[Start of Attachment]

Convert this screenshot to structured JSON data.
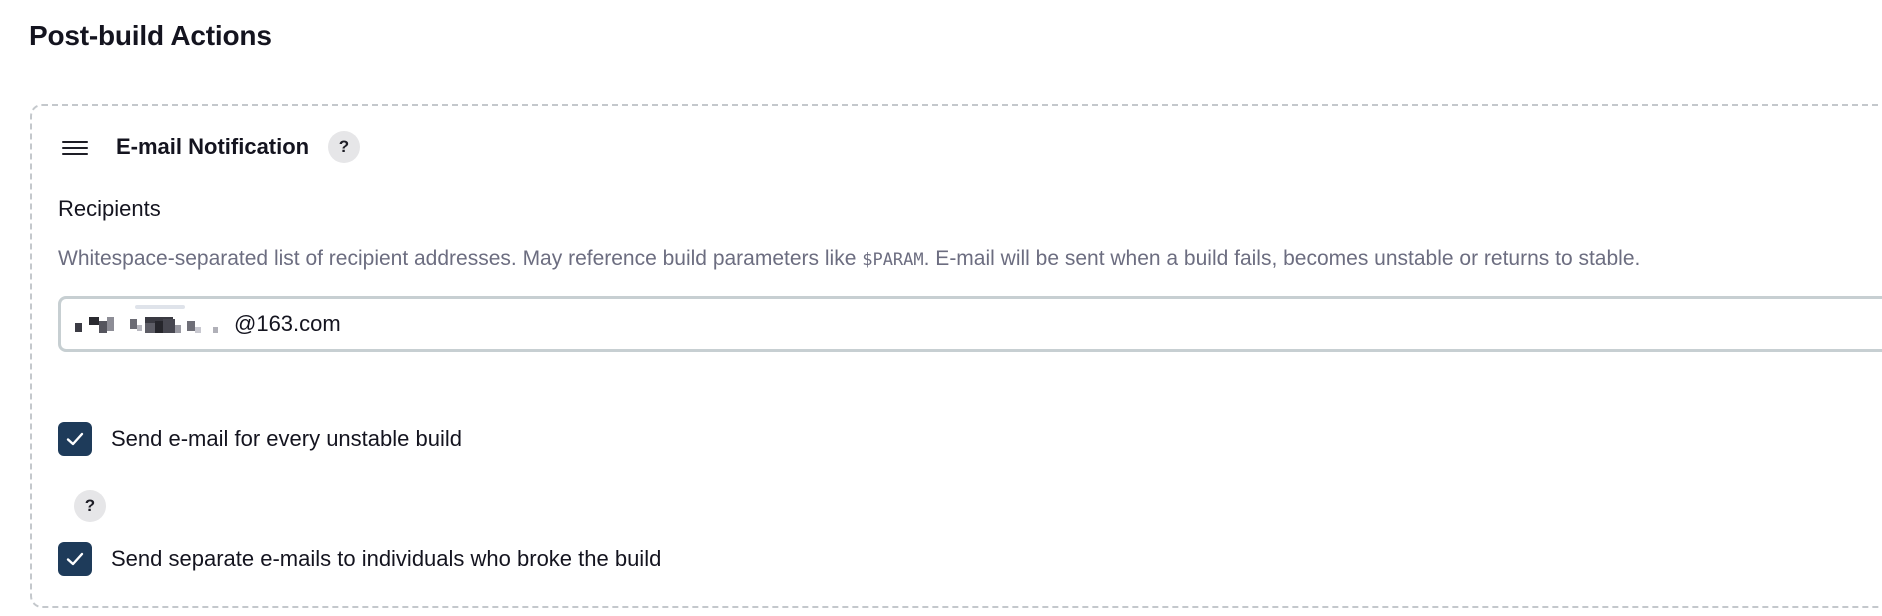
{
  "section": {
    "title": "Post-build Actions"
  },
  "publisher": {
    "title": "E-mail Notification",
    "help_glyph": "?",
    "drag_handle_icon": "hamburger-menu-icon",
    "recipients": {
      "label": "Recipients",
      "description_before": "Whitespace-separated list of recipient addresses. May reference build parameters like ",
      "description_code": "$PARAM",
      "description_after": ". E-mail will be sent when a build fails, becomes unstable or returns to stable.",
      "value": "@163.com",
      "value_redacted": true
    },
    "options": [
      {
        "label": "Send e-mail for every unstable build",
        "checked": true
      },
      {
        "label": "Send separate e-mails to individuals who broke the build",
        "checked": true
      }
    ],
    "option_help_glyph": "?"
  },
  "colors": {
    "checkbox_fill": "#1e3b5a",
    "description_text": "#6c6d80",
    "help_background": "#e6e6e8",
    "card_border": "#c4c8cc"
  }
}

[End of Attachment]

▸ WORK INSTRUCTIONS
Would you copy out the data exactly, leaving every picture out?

▸ RESPONSE FOR THIS EXERCISE
Convert this screenshot to structured JSON data.
{
  "section": {
    "title": "Post-build Actions"
  },
  "publisher": {
    "title": "E-mail Notification",
    "help_glyph": "?",
    "drag_handle_icon": "hamburger-menu-icon",
    "recipients": {
      "label": "Recipients",
      "description_before": "Whitespace-separated list of recipient addresses. May reference build parameters like ",
      "description_code": "$PARAM",
      "description_after": ". E-mail will be sent when a build fails, becomes unstable or returns to stable.",
      "value": "@163.com",
      "value_redacted": true
    },
    "options": [
      {
        "label": "Send e-mail for every unstable build",
        "checked": true
      },
      {
        "label": "Send separate e-mails to individuals who broke the build",
        "checked": true
      }
    ],
    "option_help_glyph": "?"
  },
  "colors": {
    "checkbox_fill": "#1e3b5a",
    "description_text": "#6c6d80",
    "help_background": "#e6e6e8",
    "card_border": "#c4c8cc"
  }
}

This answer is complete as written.